Task description.
Having read the records, set them all down exactly as they appear.
(Beginning of Input data)
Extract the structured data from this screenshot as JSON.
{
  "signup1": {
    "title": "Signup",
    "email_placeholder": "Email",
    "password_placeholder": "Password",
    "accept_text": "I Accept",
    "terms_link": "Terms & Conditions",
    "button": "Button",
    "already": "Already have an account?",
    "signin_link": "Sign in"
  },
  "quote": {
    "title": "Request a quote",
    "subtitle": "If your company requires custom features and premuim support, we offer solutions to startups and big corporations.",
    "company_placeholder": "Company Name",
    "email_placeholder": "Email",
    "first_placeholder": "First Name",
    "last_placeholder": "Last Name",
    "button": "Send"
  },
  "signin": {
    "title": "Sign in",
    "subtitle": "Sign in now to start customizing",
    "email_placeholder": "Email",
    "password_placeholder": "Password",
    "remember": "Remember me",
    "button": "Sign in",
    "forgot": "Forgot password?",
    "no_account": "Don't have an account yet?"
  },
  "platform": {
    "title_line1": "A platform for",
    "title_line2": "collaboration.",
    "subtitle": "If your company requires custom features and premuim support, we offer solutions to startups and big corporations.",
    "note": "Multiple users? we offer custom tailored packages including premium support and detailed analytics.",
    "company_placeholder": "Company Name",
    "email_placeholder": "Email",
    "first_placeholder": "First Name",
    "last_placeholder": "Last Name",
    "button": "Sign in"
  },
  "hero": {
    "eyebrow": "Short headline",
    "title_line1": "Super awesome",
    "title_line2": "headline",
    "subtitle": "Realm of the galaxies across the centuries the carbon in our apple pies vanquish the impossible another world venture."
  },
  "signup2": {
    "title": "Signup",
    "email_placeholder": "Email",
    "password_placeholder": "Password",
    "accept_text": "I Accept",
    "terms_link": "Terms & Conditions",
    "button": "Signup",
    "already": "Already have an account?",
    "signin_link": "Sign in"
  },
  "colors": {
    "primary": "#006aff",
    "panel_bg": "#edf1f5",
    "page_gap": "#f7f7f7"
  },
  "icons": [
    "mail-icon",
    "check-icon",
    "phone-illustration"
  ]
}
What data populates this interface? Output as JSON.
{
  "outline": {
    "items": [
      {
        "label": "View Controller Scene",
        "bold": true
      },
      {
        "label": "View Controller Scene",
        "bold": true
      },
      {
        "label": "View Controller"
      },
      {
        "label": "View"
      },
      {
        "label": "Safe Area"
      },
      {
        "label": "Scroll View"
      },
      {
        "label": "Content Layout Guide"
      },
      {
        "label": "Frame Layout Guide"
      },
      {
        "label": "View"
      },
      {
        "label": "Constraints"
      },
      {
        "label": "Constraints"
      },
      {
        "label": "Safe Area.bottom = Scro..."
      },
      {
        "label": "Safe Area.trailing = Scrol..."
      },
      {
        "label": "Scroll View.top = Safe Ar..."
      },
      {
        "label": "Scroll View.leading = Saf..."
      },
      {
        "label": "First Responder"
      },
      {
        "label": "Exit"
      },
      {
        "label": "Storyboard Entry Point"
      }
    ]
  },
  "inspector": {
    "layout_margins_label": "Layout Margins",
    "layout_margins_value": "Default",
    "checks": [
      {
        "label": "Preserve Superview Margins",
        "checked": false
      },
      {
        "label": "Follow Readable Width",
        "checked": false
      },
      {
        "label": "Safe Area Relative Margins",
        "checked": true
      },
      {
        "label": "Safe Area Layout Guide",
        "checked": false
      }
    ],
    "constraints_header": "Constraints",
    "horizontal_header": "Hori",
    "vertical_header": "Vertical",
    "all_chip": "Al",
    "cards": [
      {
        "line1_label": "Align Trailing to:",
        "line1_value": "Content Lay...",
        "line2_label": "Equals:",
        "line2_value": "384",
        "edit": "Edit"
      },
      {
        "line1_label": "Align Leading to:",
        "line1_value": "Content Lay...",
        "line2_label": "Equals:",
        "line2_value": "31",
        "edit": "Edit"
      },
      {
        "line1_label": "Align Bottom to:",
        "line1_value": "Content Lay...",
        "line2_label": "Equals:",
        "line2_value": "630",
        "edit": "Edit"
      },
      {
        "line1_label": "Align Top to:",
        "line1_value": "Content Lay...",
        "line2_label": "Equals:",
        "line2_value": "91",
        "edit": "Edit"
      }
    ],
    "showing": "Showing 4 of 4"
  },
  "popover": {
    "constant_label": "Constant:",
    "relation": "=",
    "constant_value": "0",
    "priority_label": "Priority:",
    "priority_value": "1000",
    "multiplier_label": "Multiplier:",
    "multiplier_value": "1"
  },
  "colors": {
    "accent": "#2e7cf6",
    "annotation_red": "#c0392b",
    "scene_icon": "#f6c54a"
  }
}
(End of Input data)
Solved exercise.
Extract the structured data from this screenshot as JSON.
{
  "signup1": {
    "title": "Signup",
    "email_placeholder": "Email",
    "password_placeholder": "Password",
    "accept_text": "I Accept",
    "terms_link": "Terms & Conditions",
    "button": "Button",
    "already": "Already have an account?",
    "signin_link": "Sign in"
  },
  "quote": {
    "title": "Request a quote",
    "subtitle": "If your company requires custom features and premuim support, we offer solutions to startups and big corporations.",
    "company_placeholder": "Company Name",
    "email_placeholder": "Email",
    "first_placeholder": "First Name",
    "last_placeholder": "Last Name",
    "button": "Send"
  },
  "signin": {
    "title": "Sign in",
    "subtitle": "Sign in now to start customizing",
    "email_placeholder": "Email",
    "password_placeholder": "Password",
    "remember": "Remember me",
    "button": "Sign in",
    "forgot": "Forgot password?",
    "no_account": "Don't have an account yet?"
  },
  "platform": {
    "title_line1": "A platform for",
    "title_line2": "collaboration.",
    "subtitle": "If your company requires custom features and premuim support, we offer solutions to startups and big corporations.",
    "note": "Multiple users? we offer custom tailored packages including premium support and detailed analytics.",
    "company_placeholder": "Company Name",
    "email_placeholder": "Email",
    "first_placeholder": "First Name",
    "last_placeholder": "Last Name",
    "button": "Sign in"
  },
  "hero": {
    "eyebrow": "Short headline",
    "title_line1": "Super awesome",
    "title_line2": "headline",
    "subtitle": "Realm of the galaxies across the centuries the carbon in our apple pies vanquish the impossible another world venture."
  },
  "signup2": {
    "title": "Signup",
    "email_placeholder": "Email",
    "password_placeholder": "Password",
    "accept_text": "I Accept",
    "terms_link": "Terms & Conditions",
    "button": "Signup",
    "already": "Already have an account?",
    "signin_link": "Sign in"
  },
  "colors": {
    "primary": "#006aff",
    "panel_bg": "#edf1f5",
    "page_gap": "#f7f7f7"
  },
  "icons": [
    "mail-icon",
    "check-icon",
    "phone-illustration"
  ]
}
What data populates this interface? Output as JSON.
{
  "outline": {
    "items": [
      {
        "label": "View Controller Scene",
        "bold": true
      },
      {
        "label": "View Controller Scene",
        "bold": true
      },
      {
        "label": "View Controller"
      },
      {
        "label": "View"
      },
      {
        "label": "Safe Area"
      },
      {
        "label": "Scroll View"
      },
      {
        "label": "Content Layout Guide"
      },
      {
        "label": "Frame Layout Guide"
      },
      {
        "label": "View"
      },
      {
        "label": "Constraints"
      },
      {
        "label": "Constraints"
      },
      {
        "label": "Safe Area.bottom = Scro..."
      },
      {
        "label": "Safe Area.trailing = Scrol..."
      },
      {
        "label": "Scroll View.top = Safe Ar..."
      },
      {
        "label": "Scroll View.leading = Saf..."
      },
      {
        "label": "First Responder"
      },
      {
        "label": "Exit"
      },
      {
        "label": "Storyboard Entry Point"
      }
    ]
  },
  "inspector": {
    "layout_margins_label": "Layout Margins",
    "layout_margins_value": "Default",
    "checks": [
      {
        "label": "Preserve Superview Margins",
        "checked": false
      },
      {
        "label": "Follow Readable Width",
        "checked": false
      },
      {
        "label": "Safe Area Relative Margins",
        "checked": true
      },
      {
        "label": "Safe Area Layout Guide",
        "checked": false
      }
    ],
    "constraints_header": "Constraints",
    "horizontal_header": "Hori",
    "vertical_header": "Vertical",
    "all_chip": "Al",
    "cards": [
      {
        "line1_label": "Align Trailing to:",
        "line1_value": "Content Lay...",
        "line2_label": "Equals:",
        "line2_value": "384",
        "edit": "Edit"
      },
      {
        "line1_label": "Align Leading to:",
        "line1_value": "Content Lay...",
        "line2_label": "Equals:",
        "line2_value": "31",
        "edit": "Edit"
      },
      {
        "line1_label": "Align Bottom to:",
        "line1_value": "Content Lay...",
        "line2_label": "Equals:",
        "line2_value": "630",
        "edit": "Edit"
      },
      {
        "line1_label": "Align Top to:",
        "line1_value": "Content Lay...",
        "line2_label": "Equals:",
        "line2_value": "91",
        "edit": "Edit"
      }
    ],
    "showing": "Showing 4 of 4"
  },
  "popover": {
    "constant_label": "Constant:",
    "relation": "=",
    "constant_value": "0",
    "priority_label": "Priority:",
    "priority_value": "1000",
    "multiplier_label": "Multiplier:",
    "multiplier_value": "1"
  },
  "colors": {
    "accent": "#2e7cf6",
    "annotation_red": "#c0392b",
    "scene_icon": "#f6c54a"
  }
}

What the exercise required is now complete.